** WORK REQUEST **
A faithful copy of all the entries is required, with no pictures in it.

** DATA FOR ANALYSIS **

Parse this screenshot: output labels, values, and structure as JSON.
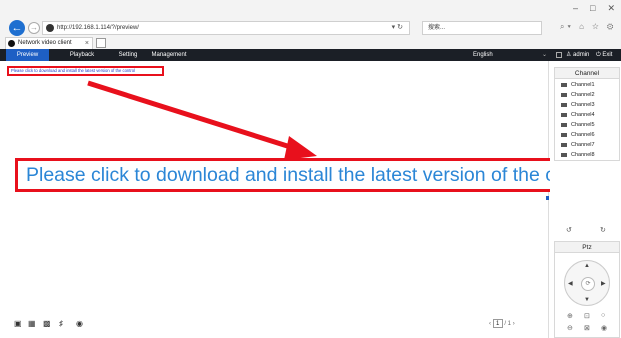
{
  "browser": {
    "url": "http://192.168.1.114/?/preview/",
    "search_placeholder": "搜索...",
    "tab_title": "Network video client",
    "win_min": "–",
    "win_max": "□",
    "win_close": "✕",
    "refresh": "▾ ↻",
    "icons": "⌕▾ ⌂ ☆ ⚙ ☺"
  },
  "nav": {
    "tabs": [
      "Preview",
      "Playback",
      "Setting",
      "Management"
    ],
    "language": "English",
    "user": "♙ admin",
    "exit": "⏻ Exit"
  },
  "main": {
    "small_link": "Please click to download and install the latest version of the control",
    "callout": "Please click to download and install the latest version of the control"
  },
  "bottom": {
    "page_current": "1",
    "page_total": "/ 1",
    "prev": "‹",
    "next": "›"
  },
  "channels": {
    "title": "Channel",
    "items": [
      "Channel1",
      "Channel2",
      "Channel3",
      "Channel4",
      "Channel5",
      "Channel6",
      "Channel7",
      "Channel8"
    ]
  },
  "ptz": {
    "title": "Ptz"
  },
  "colors": {
    "accent": "#1e5fc4",
    "annotation_red": "#e8101c",
    "callout_text": "#2b86d6",
    "nav_bg": "#1b1f26"
  }
}
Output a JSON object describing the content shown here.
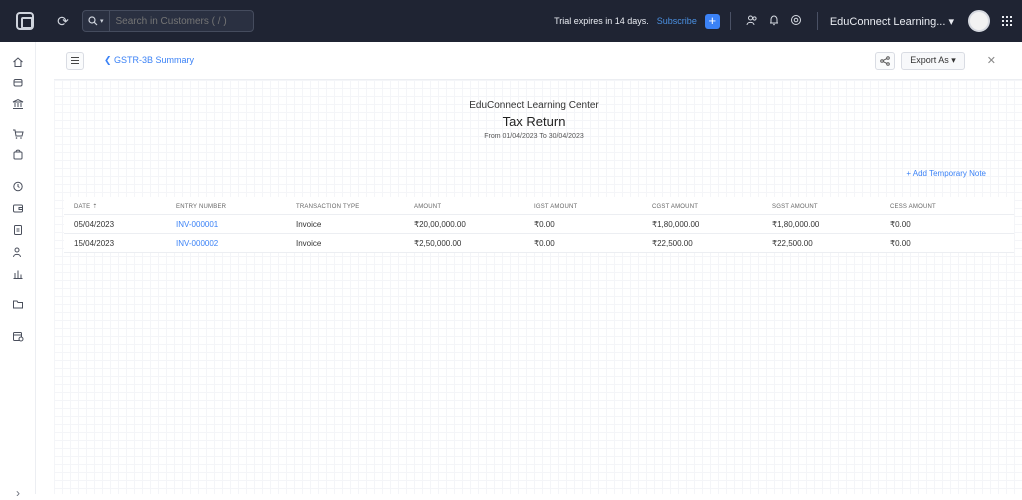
{
  "topbar": {
    "search_placeholder": "Search in Customers ( / )",
    "trial_text": "Trial expires in 14 days.",
    "subscribe_label": "Subscribe",
    "org_label": "EduConnect Learning... ▾"
  },
  "subheader": {
    "back_label": "❮ GSTR-3B Summary",
    "export_label": "Export As ▾"
  },
  "report": {
    "org_name": "EduConnect Learning Center",
    "title": "Tax Return",
    "period": "From 01/04/2023 To 30/04/2023",
    "add_note_label": "+ Add Temporary Note"
  },
  "table": {
    "headers": [
      "DATE ⇡",
      "ENTRY NUMBER",
      "TRANSACTION TYPE",
      "AMOUNT",
      "IGST AMOUNT",
      "CGST AMOUNT",
      "SGST AMOUNT",
      "CESS AMOUNT"
    ],
    "rows": [
      [
        "05/04/2023",
        "INV-000001",
        "Invoice",
        "₹20,00,000.00",
        "₹0.00",
        "₹1,80,000.00",
        "₹1,80,000.00",
        "₹0.00"
      ],
      [
        "15/04/2023",
        "INV-000002",
        "Invoice",
        "₹2,50,000.00",
        "₹0.00",
        "₹22,500.00",
        "₹22,500.00",
        "₹0.00"
      ]
    ]
  },
  "icons": {
    "sidebar": [
      "home-icon",
      "cube-icon",
      "bank-icon",
      "cart-icon",
      "bag-icon",
      "clock-icon",
      "wallet-icon",
      "document-icon",
      "users-icon",
      "chart-icon",
      "folder-icon",
      "calendar-icon"
    ]
  }
}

** TASK RESPONSE **
Parse this screenshot: output labels, values, and structure as JSON.
{
  "browser": {
    "url": "http://192.168.1.114/?/preview/",
    "search_placeholder": "搜索...",
    "tab_title": "Network video client",
    "win_min": "–",
    "win_max": "□",
    "win_close": "✕",
    "refresh": "▾ ↻",
    "icons": "⌕▾ ⌂ ☆ ⚙ ☺"
  },
  "nav": {
    "tabs": [
      "Preview",
      "Playback",
      "Setting",
      "Management"
    ],
    "language": "English",
    "user": "♙ admin",
    "exit": "⏻ Exit"
  },
  "main": {
    "small_link": "Please click to download and install the latest version of the control",
    "callout": "Please click to download and install the latest version of the control"
  },
  "bottom": {
    "page_current": "1",
    "page_total": "/ 1",
    "prev": "‹",
    "next": "›"
  },
  "channels": {
    "title": "Channel",
    "items": [
      "Channel1",
      "Channel2",
      "Channel3",
      "Channel4",
      "Channel5",
      "Channel6",
      "Channel7",
      "Channel8"
    ]
  },
  "ptz": {
    "title": "Ptz"
  },
  "colors": {
    "accent": "#1e5fc4",
    "annotation_red": "#e8101c",
    "callout_text": "#2b86d6",
    "nav_bg": "#1b1f26"
  }
}
Output a JSON object describing the content shown here.
{
  "topbar": {
    "search_placeholder": "Search in Customers ( / )",
    "trial_text": "Trial expires in 14 days.",
    "subscribe_label": "Subscribe",
    "org_label": "EduConnect Learning... ▾"
  },
  "subheader": {
    "back_label": "❮ GSTR-3B Summary",
    "export_label": "Export As ▾"
  },
  "report": {
    "org_name": "EduConnect Learning Center",
    "title": "Tax Return",
    "period": "From 01/04/2023 To 30/04/2023",
    "add_note_label": "+ Add Temporary Note"
  },
  "table": {
    "headers": [
      "DATE ⇡",
      "ENTRY NUMBER",
      "TRANSACTION TYPE",
      "AMOUNT",
      "IGST AMOUNT",
      "CGST AMOUNT",
      "SGST AMOUNT",
      "CESS AMOUNT"
    ],
    "rows": [
      [
        "05/04/2023",
        "INV-000001",
        "Invoice",
        "₹20,00,000.00",
        "₹0.00",
        "₹1,80,000.00",
        "₹1,80,000.00",
        "₹0.00"
      ],
      [
        "15/04/2023",
        "INV-000002",
        "Invoice",
        "₹2,50,000.00",
        "₹0.00",
        "₹22,500.00",
        "₹22,500.00",
        "₹0.00"
      ]
    ]
  },
  "icons": {
    "sidebar": [
      "home-icon",
      "cube-icon",
      "bank-icon",
      "cart-icon",
      "bag-icon",
      "clock-icon",
      "wallet-icon",
      "document-icon",
      "users-icon",
      "chart-icon",
      "folder-icon",
      "calendar-icon"
    ]
  }
}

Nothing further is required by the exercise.